Here is a new series I have been working on. Backgrounds were shot in various locations from Scotland, Arizona and Montsfield park in London. The “pods” were photographed in Hawaii and were part of the observatory on Mauna Kea. Taken out of context they become a sort of futuristic habitat and a bit surreal. Various cameras were used to photograph the elements including the Can 5DMKII, a Canon G10 which serves as a great walk around and my personal favorite and most recent acquisition the Sony A7r. For the type of work I do the Sony is well suited…36MP, no AA filter, super sharp Zeiss lenses all in a very compact lightweight yet robust camera body. I have done side by side comparisons with my Hasselblad H3DII and found the Sony produced images with far better dynamic range, less noise and equally as sharp. The images also have a more dimensional look. The camera utilizes an electronic viewfinder and I honestly prefer it over an optical viewfinder. I rarely if ever “chimp” which is the practice of taking an image and immediately lowering the camera to inspect the lcd display to see what’s there as there is no need to… the image in the viewfinder is what you will get with no surprises. A histogram with real time update and the ability to zoom in for precise focus make it a pleasure to use. The images were composited and graded in Photoshop.
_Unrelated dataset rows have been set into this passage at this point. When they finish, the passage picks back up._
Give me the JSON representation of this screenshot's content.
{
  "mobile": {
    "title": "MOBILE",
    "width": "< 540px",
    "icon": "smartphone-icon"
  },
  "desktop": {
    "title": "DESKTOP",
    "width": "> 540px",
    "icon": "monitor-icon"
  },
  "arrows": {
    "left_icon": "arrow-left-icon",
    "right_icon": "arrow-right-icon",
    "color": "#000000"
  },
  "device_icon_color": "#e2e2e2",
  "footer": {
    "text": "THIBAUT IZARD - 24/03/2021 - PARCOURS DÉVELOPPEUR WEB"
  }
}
Here’s another in the Storm Troopers Day Off series. The background was photographed from the Westminster Bridge in London. Unfortunately there was very little foot traffic on this particular day so I added some foot traffic from Bromley High St. matching perspective and lighting to the background. The Storm Troopers, vespa, and Mercedes in the background were rendered in Maya and Cinema 4d. The bus just happened to be there. Check out the rest of the Storm Trooper images on my website: http://www.chrisclor.com